NORTH BERGEN — Los Angeles-based company Diamond Generating Corp – a subsidiary of Mitsubishi – is seeking to build a power plant in North Bergen, according to a spokesman. The plant would send its electricity to New York City.
The company has been meeting for several months with elected officials, state agencies, and community stake holders in both New York and New Jersey to determine if the project is environmentally and economically feasible.
If approved by the state, the North Bergen Liberty Generating Project would be located at an industrial site at 94th Street and Railroad Avenue.
Currently, the space is used for a construction demolition recycling company, according to Diamond, but is zoned for an electric plant.
Local officials are onboard with the plans because the proposed location is isolated from residential spaces, and could be a tax boon to the town.
The proposed project would cost $1.5 billion. It would consist of multiple components, according to an economic and fiscal analysis. They include the 1,200 mega watt combined cycle electric power generating facility itself; and a 6.5-mile, 345 kilovolt underground and submarine lead cable, which would traverse North Bergen and Bergen County and ultimately connect to a substation in Manhattan.
The plant would mitigate the need to run a new gas pipeline under the Hudson River, according to Diamond spokesman Brian Hague. He said the plant would be the “cleanest” electric-generating facility in the region.

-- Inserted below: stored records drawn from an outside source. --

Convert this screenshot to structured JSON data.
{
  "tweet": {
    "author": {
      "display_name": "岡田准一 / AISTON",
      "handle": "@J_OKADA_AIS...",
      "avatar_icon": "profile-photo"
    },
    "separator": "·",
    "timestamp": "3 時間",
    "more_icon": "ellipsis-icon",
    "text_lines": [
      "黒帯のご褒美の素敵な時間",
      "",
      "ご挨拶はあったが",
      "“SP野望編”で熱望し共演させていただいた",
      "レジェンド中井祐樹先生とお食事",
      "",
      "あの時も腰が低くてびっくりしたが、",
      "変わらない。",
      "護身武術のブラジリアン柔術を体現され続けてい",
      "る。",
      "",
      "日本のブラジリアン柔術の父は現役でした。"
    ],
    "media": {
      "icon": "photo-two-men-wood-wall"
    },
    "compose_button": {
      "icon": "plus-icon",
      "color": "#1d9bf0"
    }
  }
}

The plant would also “utilize the latest combustion turbine technology, which is 34 percent more efficient than the average existing power plant serving New York City,” Hague said in a statement.

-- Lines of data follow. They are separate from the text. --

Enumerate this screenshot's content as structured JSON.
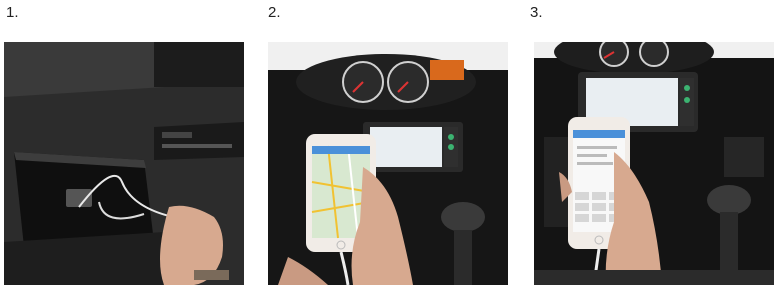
{
  "steps": [
    {
      "number": "1.",
      "photo_icon": "car-glovebox-usb-cable-photo"
    },
    {
      "number": "2.",
      "photo_icon": "iphone-map-app-in-car-photo"
    },
    {
      "number": "3.",
      "photo_icon": "iphone-keypad-app-in-car-photo"
    }
  ],
  "colors": {
    "dashboard": "#1a1a1a",
    "screen": "#e9eef2",
    "phone_body": "#f1ece7",
    "skin": "#d7a98f"
  }
}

It would bring in $53 million in tax revenue for both states, according to the economic analysis.
“While this project is still in the planning stages, we believe it represents a tremendous opportunity to secure the township’s tax base in the coming decades and continue to keep property taxes stable,” North Bergen spokesman Phil Swibinski said, in a statement.